The Ontario Chamber of Commerce has issued a call for the provincial government to commit to stronger policies encouraging infrastructure resilience and boosting municipal asset management as the province prepares its upcoming Long-Term Infrastructure Plan (LTIP).
The chamber also took a shot at the federal government’s scattergun approach to managing its infrastructure budget as it laid out eight LTIP recommendations for the province in a report titled Building Better: Setting the 2017 Ontario Infrastructure Plan Up for Success.
As the province proceeds with its plans to spend $190 billion on infrastructure over 13 years and the feds prepare to embark on phase two infrastructure allocations as part of its $187-billion, 12-year infrastructure plan — much of it to be spent on shared-cost projects with the provinces — the chamber is also urging greater transparency and accountability and more sophisticated reporting mechanisms to minimize infrastructure spending waste.
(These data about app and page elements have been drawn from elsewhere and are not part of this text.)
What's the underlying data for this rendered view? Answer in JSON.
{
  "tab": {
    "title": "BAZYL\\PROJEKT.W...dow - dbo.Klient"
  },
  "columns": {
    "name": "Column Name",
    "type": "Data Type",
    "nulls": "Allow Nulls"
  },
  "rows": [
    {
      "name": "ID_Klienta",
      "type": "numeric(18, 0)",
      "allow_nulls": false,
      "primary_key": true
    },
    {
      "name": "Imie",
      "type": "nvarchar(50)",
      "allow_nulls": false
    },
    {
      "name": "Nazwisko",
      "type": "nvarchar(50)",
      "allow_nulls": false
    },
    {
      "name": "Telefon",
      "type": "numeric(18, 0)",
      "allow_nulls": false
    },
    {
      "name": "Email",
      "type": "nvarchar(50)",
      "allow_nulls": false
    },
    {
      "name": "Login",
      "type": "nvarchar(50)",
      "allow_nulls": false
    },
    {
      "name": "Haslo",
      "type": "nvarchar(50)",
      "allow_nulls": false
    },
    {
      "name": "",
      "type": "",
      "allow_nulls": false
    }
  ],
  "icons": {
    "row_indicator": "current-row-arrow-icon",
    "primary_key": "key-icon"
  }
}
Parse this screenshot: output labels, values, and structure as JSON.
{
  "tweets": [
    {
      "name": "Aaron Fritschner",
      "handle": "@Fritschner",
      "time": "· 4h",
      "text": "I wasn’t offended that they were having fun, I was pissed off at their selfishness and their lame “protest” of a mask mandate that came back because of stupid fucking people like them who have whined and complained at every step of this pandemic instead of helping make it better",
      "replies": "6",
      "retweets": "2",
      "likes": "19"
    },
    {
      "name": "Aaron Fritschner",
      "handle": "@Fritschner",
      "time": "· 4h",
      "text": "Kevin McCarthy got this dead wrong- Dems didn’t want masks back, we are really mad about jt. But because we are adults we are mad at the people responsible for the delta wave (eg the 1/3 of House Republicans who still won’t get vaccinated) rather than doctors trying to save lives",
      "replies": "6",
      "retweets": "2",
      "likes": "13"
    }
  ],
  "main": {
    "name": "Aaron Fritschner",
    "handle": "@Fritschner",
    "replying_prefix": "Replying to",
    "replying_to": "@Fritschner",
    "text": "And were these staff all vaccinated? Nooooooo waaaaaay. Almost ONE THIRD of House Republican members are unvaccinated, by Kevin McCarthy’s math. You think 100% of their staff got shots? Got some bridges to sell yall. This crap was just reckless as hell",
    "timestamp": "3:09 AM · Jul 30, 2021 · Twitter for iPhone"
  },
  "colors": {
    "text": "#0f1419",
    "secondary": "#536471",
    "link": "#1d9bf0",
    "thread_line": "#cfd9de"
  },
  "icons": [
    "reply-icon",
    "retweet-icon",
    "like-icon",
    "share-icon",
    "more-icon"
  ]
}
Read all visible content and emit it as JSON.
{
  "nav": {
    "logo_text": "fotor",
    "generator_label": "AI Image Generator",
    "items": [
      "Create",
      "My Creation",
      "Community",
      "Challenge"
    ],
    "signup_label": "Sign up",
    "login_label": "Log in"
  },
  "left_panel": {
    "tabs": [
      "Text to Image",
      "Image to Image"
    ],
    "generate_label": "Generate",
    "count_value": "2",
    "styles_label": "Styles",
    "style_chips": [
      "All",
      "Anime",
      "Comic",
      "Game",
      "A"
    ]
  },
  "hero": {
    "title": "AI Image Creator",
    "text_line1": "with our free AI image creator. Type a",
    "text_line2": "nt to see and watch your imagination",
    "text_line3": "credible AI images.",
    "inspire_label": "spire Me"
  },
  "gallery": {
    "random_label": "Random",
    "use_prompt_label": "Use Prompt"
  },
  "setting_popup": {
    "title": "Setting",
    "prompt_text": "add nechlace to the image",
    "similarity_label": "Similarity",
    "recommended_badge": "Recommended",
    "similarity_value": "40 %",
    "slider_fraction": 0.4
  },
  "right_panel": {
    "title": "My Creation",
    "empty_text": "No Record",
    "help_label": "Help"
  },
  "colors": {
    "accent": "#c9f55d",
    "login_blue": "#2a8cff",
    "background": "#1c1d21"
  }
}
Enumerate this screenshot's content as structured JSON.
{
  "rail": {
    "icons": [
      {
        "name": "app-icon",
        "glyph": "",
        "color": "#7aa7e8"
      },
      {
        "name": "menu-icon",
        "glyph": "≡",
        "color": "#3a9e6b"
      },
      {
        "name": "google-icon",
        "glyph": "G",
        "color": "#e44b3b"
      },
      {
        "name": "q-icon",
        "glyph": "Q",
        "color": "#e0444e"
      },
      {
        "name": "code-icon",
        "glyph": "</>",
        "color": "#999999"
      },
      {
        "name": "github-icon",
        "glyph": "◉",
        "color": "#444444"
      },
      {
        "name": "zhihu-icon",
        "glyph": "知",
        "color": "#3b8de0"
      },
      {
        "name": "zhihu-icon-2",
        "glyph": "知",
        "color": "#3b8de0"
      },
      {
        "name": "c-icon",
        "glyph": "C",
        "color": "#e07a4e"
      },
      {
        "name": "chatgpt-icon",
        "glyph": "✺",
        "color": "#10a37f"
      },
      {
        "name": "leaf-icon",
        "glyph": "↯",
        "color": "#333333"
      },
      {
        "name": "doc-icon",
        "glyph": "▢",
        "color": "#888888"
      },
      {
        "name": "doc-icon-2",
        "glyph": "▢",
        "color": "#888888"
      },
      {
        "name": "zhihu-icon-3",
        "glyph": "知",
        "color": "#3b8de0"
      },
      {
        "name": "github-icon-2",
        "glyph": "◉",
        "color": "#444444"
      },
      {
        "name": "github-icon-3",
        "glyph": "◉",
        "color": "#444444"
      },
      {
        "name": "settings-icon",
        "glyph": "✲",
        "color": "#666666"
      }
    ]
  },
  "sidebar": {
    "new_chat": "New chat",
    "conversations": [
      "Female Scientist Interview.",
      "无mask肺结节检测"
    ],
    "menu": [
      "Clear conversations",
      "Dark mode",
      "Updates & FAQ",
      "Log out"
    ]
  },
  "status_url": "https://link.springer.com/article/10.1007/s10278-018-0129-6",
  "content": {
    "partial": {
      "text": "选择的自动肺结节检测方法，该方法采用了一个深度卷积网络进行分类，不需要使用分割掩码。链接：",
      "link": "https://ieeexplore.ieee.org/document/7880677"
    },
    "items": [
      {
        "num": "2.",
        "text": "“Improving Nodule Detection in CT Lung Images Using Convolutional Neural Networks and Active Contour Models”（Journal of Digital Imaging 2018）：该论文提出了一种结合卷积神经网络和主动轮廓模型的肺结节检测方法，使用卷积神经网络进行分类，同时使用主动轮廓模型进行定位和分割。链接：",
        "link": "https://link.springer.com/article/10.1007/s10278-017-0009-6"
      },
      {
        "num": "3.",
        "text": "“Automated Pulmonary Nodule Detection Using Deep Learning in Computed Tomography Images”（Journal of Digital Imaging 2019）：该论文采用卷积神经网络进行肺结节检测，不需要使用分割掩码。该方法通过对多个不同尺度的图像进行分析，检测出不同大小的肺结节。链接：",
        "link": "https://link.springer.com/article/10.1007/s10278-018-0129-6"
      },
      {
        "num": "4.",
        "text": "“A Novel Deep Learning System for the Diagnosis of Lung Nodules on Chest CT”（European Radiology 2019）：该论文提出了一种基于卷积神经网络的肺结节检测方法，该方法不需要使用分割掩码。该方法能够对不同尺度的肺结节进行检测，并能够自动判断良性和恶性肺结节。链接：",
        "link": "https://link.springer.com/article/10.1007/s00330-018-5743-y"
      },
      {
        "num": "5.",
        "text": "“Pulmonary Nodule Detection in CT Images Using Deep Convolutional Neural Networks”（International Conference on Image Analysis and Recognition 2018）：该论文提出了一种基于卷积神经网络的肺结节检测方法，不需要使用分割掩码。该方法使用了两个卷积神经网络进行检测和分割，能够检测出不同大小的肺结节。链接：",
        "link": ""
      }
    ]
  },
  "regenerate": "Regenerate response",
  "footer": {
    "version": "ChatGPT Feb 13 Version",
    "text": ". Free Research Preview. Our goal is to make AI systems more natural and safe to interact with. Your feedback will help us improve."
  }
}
"Ontario needs to invest in significant infrastructure spending to fill the current gap, and to ensure Ontario is equipped for the future, a future that has very different infrastructure needs from the past," said Richard Koroscil, interim-president and CEO at the Ontario Chamber of Commerce in a statement. "To succeed in the increasingly technology-driven economy, we must ensure that infrastructure dollars are spent on innovative and forward-looking projects that will grow Ontario’s capacity to do business and grow our economy."
The report touches on federal spending several times.
Ontario Chamber of Commerce
Nadia Todorova, senior policy analyst for the chamber and author of Building Better, twice referred to federal infrastructure experiences as cautionary tales in a recent interview.
First, the federal phase-one rollout of infrastructure dollars was slow, she noted, with only $4.6 billion worth of projects spent out of $13.6 billion announced in Budget 2016 for the fiscal years 2016-18.
Second, the report noted, Infrastructure Canada is tasked with trying to efficiently manage some 30 different infrastructure programs.
Discussing the multiplicity of programs at the federal level, Todorova said, "We need to make sure that if there are any federal programs coming out of LTIP that they are streamlined and there is collaboration between the different programs and every program knows what is happening with different programs and there is no overlap. That priorities are in sync."
The report was prepared after a series of roundtables this spring involving chamber members and other stakeholders.
In addition to identifying the need for more streamlining of internal approval processes for infrastructure projects, the chamber also called for an expansion of the alternative financing and procurement (AFP) method currently used by Infrastructure Ontario (IO) to include less costly builds and it urged the province to work with the federal government on the latter’s new Canada Infrastructure Bank program.
Currently, IO sets the lower limit on projects it undertakes using the AFP model at $100 million.
"Given the large amount of funding dollars the government has committed, and the number of projects coming down the pipeline, we understand that traditional procurement is not going to be able to handle all of the work," commented Torodova.
"So, with the success IO has had in public-private partnerships, we really want the government to ask, are those projects viable on a smaller scale, under $100 million dollars, using the best practices that the IO has, can they be scaled down."
Torodova’s report acknowledged that recent provincial government efforts to encourage all municipalities to create asset management plans have been successful, with a 95 per cent take-up, but she said now it’s time for the province to push for greater uniformity across the province and ensure through information programs and financial assistance that the plans are effective.
It’s important, she said, for municipalities to have full knowledge of asset life cycles.
"Any time you maintain an asset you know what service level you are at," she said. "If you spend $100,000 for five years, that’s better than waiting 25 years and having to pay $50 million."
Todorova referred to the recent Texas floods as an example of why governments should create policies and spend adequate amounts to prevent catastrophic damage across a regional economy.
"To protect against floods, you need to shore up walls, so they can withstand 100-year storms that can happen now every one or two or three years," she said.